Recreation Programmer for the Whistler Youth Centre
After a long winter we've all been looking forward to the heat, lake days and basking in the sun. Well, at this stage you'd have more luck with that if you placed your face in your oven, but that's beside the point. While many of us look forward to less cumbersome attire, many people dread this time of year... BATHING SUIT SEASON!
Let's face it, when we're at the grocery store check out counter, we are bombarded by images on the covers of magazines where some famous actor just lost 10 pounds and now looks fantastic, or some butt firming technique that also helps you achieve that perfect summer beach body. Here's the thing, about 99 per cent of all photographs in those publications have been manipulated.
In an effort to shed some light on this situation, Whistler Secondary teacher Michelle Antil, professional photographer Anastasia Chomlack and the Whistler Youth Centre

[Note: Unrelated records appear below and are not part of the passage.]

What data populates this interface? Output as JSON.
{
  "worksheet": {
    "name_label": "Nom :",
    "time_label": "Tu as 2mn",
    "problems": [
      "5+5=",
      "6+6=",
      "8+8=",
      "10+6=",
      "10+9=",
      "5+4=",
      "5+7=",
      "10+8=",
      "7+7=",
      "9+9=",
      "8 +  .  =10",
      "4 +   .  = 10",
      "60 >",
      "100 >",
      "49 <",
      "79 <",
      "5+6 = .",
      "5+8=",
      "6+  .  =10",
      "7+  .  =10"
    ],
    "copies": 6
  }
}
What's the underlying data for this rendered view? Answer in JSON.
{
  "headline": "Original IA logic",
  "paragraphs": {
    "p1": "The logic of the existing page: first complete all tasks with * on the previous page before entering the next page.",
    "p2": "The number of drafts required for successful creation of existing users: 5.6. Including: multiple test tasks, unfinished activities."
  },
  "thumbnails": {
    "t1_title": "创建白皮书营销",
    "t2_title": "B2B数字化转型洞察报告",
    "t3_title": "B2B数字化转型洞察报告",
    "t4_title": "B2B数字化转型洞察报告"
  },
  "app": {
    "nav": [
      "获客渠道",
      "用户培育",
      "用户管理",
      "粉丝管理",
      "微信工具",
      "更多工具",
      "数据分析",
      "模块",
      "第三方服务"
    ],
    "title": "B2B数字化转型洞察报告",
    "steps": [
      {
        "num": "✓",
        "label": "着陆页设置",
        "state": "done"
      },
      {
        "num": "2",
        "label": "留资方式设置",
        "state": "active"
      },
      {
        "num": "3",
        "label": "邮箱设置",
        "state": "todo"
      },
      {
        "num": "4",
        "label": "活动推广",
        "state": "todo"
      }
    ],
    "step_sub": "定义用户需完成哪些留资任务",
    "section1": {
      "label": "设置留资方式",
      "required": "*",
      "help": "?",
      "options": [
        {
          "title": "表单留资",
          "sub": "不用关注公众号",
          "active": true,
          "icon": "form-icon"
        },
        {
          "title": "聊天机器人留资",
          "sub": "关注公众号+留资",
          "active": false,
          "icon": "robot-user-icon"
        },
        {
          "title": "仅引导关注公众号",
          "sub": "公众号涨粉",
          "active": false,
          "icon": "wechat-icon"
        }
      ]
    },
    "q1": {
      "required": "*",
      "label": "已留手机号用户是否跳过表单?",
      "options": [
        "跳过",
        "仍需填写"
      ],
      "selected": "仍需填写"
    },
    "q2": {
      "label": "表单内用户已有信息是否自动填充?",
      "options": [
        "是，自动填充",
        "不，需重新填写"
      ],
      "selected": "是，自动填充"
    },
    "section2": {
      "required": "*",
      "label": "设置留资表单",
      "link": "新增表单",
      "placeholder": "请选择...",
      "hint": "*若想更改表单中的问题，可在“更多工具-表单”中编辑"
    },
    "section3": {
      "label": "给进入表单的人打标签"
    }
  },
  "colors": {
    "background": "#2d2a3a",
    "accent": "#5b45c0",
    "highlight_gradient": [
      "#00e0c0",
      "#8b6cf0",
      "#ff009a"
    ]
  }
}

organized a three-day workshop that all Grade 9 CAPP (Career and Personal Planning) students attend. Here is what some of the students had to say about body image, self-esteem and the lengths that various industries, including those in beauty and fashion, will go to in order to sell their products.
Caroline Stroud: What do you think of photo-manipulation in modeling?
Sydney Calder: "It was shocking how much they change people. Everyone wants to say, like the big companies, that you're beautiful just the way you are yet they still Photoshop them (their models) to look like completely different people. Stretching out their necks like a giraffe. Creeps me out. Their waists and smaller thighs, it kinda' scares me 'cause it doesn't look normal, it just looks scary.
People look better when they are natural or who they are supposed to be. Some people are bigger and that's fine. I don't understand why they have to portray what beauty is (with) skinny little girls that in the photos look like they are going to snap and their heads are going to bobble off!"
Liam Measure: "It would make the girl (model) feel really bad that they have to do all that to her to put her on the front of the magazine. Like 'you're not good enough, this is what we want you to look like,' then they Photoshop their face and everything else after."
Robyn Mann: "They are taking away the person and giving it a new identity ... the videos show something you never see. They do it too much so that the person is gone."